This arc applies whether you are working on your sofa, at a coffee shop, or an established station in your home or office. If you find yourself working ON TOP of piles or in between stacks of other projects, those things become the entity on your shoulder that Virgina Wolfe writes about. They are screaming for your attention and even if you do not tend them they are completing for your focus.
Chaos can swirl around. Piles can be ceiling high...just NOT in these two work arcs. Just like Charles Schultz found he created the best cartoons in his dependable working environment, which he kept the same for years, so do I find greater output when I maintain these physical structures.
I hope this experience relates in some way to your writing experience.
|Posted on June 5, 2014 at 9:10 PM|
When the sirens went off we were always startled,
we wee ones, just first, second and third graders in

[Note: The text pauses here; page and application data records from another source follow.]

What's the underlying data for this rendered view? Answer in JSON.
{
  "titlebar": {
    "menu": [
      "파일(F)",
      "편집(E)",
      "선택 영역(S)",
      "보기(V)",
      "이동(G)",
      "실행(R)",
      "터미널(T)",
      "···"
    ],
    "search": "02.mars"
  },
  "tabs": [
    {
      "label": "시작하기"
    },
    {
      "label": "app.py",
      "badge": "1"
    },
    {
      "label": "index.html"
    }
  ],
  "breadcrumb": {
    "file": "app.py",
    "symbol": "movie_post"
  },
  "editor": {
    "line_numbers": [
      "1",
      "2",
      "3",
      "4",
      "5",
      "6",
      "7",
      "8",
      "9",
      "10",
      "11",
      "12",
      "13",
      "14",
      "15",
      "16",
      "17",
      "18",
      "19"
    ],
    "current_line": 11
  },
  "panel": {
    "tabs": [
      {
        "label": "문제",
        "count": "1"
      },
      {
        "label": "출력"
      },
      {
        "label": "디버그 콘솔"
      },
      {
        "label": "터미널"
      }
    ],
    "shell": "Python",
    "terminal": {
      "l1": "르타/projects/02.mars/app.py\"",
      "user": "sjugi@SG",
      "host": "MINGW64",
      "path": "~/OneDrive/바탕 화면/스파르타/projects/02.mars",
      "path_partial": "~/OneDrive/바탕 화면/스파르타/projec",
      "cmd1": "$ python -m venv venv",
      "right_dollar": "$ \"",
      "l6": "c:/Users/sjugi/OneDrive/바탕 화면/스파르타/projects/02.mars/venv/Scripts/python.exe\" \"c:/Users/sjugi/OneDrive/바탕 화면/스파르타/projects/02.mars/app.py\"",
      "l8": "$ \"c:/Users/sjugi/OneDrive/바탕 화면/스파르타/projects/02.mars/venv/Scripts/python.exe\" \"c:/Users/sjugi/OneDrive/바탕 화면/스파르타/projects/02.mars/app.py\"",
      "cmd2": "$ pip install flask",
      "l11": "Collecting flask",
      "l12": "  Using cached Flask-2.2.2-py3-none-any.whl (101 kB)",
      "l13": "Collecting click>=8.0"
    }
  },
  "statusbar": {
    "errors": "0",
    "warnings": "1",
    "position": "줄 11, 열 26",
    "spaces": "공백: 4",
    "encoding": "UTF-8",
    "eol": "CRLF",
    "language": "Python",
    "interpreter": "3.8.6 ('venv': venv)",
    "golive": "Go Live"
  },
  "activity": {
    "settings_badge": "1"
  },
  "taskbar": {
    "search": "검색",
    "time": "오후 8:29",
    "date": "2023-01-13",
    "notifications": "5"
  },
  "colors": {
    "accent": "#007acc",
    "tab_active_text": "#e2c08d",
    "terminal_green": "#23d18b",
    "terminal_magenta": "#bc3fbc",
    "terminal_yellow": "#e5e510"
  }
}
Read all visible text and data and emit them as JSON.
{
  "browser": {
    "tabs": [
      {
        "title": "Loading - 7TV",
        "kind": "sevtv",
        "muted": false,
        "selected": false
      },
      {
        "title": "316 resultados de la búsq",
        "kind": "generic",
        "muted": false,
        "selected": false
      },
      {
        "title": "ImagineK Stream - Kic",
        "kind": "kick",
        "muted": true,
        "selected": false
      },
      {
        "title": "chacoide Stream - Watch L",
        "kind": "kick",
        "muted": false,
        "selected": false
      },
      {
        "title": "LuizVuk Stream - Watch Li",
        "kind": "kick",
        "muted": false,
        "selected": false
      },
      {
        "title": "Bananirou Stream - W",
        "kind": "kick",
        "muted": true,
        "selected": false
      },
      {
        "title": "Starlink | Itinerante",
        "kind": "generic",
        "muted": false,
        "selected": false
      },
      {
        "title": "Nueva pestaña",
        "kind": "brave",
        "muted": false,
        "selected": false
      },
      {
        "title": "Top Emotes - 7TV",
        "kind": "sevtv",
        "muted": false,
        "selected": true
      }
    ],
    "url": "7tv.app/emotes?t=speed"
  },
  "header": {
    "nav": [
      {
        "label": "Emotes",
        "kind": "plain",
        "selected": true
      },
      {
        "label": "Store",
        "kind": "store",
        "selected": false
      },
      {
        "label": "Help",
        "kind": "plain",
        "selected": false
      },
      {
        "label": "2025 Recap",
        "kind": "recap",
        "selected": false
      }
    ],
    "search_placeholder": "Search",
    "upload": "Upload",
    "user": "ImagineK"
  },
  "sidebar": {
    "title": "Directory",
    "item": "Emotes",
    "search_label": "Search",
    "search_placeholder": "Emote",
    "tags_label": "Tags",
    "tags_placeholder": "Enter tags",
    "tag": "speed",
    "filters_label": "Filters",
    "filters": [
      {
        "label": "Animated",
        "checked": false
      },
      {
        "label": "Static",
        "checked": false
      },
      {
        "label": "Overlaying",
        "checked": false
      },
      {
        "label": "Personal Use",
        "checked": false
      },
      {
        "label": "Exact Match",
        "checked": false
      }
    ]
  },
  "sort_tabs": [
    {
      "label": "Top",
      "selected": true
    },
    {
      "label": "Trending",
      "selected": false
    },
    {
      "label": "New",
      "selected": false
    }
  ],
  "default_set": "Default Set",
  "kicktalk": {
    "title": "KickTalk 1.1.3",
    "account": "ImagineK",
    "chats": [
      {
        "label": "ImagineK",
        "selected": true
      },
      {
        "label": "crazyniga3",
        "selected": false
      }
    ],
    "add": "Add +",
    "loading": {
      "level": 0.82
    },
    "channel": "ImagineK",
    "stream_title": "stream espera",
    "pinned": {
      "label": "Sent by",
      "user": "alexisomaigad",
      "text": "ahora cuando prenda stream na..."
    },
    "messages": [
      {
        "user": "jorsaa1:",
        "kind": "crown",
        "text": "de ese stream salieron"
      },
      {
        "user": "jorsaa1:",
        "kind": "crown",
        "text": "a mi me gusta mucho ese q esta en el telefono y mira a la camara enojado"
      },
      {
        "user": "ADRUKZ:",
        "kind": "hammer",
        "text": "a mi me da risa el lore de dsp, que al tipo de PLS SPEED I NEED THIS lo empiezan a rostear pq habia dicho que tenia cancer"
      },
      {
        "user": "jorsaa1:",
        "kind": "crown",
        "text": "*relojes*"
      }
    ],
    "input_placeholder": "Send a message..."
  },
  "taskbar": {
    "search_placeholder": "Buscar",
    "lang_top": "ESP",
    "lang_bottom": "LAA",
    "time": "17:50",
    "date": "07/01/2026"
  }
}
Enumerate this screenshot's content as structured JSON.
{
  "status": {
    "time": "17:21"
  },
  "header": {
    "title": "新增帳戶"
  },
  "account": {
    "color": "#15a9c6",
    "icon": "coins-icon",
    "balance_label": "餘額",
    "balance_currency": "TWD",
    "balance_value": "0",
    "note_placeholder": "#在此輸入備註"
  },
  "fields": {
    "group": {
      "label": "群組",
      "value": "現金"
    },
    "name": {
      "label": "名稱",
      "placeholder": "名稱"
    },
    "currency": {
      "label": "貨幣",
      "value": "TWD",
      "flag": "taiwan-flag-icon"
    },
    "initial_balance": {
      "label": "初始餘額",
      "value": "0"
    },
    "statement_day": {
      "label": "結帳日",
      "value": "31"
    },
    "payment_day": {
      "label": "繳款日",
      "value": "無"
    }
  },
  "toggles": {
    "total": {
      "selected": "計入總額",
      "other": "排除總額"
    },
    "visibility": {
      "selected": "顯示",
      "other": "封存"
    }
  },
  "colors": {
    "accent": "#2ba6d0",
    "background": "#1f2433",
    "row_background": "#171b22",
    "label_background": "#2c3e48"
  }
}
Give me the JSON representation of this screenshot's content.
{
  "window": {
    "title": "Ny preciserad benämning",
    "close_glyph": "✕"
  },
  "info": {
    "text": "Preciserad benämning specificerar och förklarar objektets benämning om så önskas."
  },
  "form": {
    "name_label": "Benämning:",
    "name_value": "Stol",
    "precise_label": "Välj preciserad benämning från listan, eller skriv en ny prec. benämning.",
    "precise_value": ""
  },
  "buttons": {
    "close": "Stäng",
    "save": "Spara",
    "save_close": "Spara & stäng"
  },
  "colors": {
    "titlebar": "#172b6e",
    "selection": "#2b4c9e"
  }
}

our wing of the old school (it was old even then, decades ago).
I knew I didn’t fully grasp the nature of what we called a drill.
The only context for air raid exercises was the can of insecticide
my parents kept under the kitchen sink. Raid. Raid - sprayed in the air and I could watch the bugs fall.
Twitch. Argue. Flail toward something other than their end.
And then, they were dead.
This is what I related to air raid drills.
In such a event, I felt silly going on a table or lining the
puke green oil painted walls, dirty brown molding and olive
green lockers with our backs. How would our arms locked
over our bent heads protect us from inhaling that dreadful spray?
It seemed futile, to me then and ever so much more now.
What protects a child from an air raid?
Perhaps parents weep as they ask the same question
about the campus shooting in Seattle. Today. Minutes ago.
Like my childhood, these students have drills. Their drills
address a more modern menace than an “A” bomb. Random,
angry gun propelled violence. There are drills that keep those
students more calm than they might otherwise have been - but
it is only the unique heroism of a few individuals that saved
lives today. No hiding under a table or putting one’s arms
over their bent head could have shielded them from the raid
of this bullet on their life. Only quick thinking bravery stayed
the trigger finger of today’s assassin. I would like less of them,
less assassins, less angry gun news and more heroes. Alive.
Alive heroes able to save cats from trees, dogs from wells, and
not to worry about their fellow students and having to protect
their lives. I confess this wish comes to my lips as a whimper.
I will be angry about the extraordinary availability of guns tomorrow.
Today I’m weeping for the losses at Seattle Pacific University.